* _AVAILABLE DATA_:
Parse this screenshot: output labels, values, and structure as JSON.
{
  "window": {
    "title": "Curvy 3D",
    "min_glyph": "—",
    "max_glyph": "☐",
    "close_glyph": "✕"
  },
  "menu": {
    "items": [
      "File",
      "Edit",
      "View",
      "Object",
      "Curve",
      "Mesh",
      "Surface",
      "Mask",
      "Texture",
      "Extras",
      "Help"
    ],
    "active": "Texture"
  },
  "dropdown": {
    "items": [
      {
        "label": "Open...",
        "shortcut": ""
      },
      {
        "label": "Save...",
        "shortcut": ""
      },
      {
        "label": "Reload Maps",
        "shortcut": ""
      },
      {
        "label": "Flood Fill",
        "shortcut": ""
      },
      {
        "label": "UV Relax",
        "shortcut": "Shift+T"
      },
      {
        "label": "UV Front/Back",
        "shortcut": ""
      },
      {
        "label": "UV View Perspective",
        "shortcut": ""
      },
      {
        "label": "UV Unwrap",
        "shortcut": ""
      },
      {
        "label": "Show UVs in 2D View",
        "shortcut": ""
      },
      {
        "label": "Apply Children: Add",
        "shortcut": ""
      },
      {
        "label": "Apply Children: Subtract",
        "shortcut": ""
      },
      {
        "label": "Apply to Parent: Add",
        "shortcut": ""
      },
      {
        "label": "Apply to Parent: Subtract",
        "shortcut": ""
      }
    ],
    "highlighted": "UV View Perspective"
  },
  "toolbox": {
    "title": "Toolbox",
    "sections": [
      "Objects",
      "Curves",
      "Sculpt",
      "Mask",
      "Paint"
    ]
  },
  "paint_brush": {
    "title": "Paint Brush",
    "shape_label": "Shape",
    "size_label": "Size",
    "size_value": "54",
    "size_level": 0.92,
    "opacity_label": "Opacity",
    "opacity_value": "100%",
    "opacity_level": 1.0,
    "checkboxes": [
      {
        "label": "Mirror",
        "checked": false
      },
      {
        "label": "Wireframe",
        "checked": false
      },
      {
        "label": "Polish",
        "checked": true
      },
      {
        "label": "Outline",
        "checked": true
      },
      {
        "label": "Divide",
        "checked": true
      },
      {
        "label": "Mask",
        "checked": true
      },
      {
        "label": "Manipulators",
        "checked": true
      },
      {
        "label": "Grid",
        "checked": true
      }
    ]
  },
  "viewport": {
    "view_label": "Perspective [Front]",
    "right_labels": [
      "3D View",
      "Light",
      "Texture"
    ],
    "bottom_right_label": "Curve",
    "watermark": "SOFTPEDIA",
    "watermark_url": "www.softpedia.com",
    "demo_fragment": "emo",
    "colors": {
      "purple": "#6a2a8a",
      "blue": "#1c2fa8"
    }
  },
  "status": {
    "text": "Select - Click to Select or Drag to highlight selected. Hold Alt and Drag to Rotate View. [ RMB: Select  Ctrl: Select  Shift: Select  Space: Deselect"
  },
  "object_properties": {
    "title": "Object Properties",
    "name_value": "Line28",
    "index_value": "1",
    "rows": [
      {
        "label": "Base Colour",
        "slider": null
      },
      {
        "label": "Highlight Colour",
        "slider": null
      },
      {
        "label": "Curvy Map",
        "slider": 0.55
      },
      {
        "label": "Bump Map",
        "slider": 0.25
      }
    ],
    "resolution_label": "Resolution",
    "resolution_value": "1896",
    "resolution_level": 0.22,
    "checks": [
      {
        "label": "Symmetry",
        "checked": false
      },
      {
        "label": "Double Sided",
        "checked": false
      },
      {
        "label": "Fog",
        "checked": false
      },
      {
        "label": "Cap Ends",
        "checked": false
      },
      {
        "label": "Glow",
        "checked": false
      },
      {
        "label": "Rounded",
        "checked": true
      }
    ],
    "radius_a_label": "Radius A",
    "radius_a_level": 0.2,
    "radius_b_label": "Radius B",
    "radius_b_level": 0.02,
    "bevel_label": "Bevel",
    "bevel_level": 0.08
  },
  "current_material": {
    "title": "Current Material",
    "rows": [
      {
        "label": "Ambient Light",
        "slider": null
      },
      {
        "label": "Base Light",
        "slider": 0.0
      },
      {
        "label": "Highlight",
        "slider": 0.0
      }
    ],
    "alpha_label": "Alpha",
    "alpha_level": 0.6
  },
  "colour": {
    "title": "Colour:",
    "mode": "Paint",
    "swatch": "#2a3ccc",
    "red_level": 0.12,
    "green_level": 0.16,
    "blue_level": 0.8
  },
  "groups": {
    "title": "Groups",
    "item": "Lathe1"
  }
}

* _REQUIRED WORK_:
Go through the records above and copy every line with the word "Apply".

* _OUTPUT_:
        "label": "Apply Children: Add",
        "label": "Apply Children: Subtract",
        "label": "Apply to Parent: Add",
        "label": "Apply to Parent: Subtract",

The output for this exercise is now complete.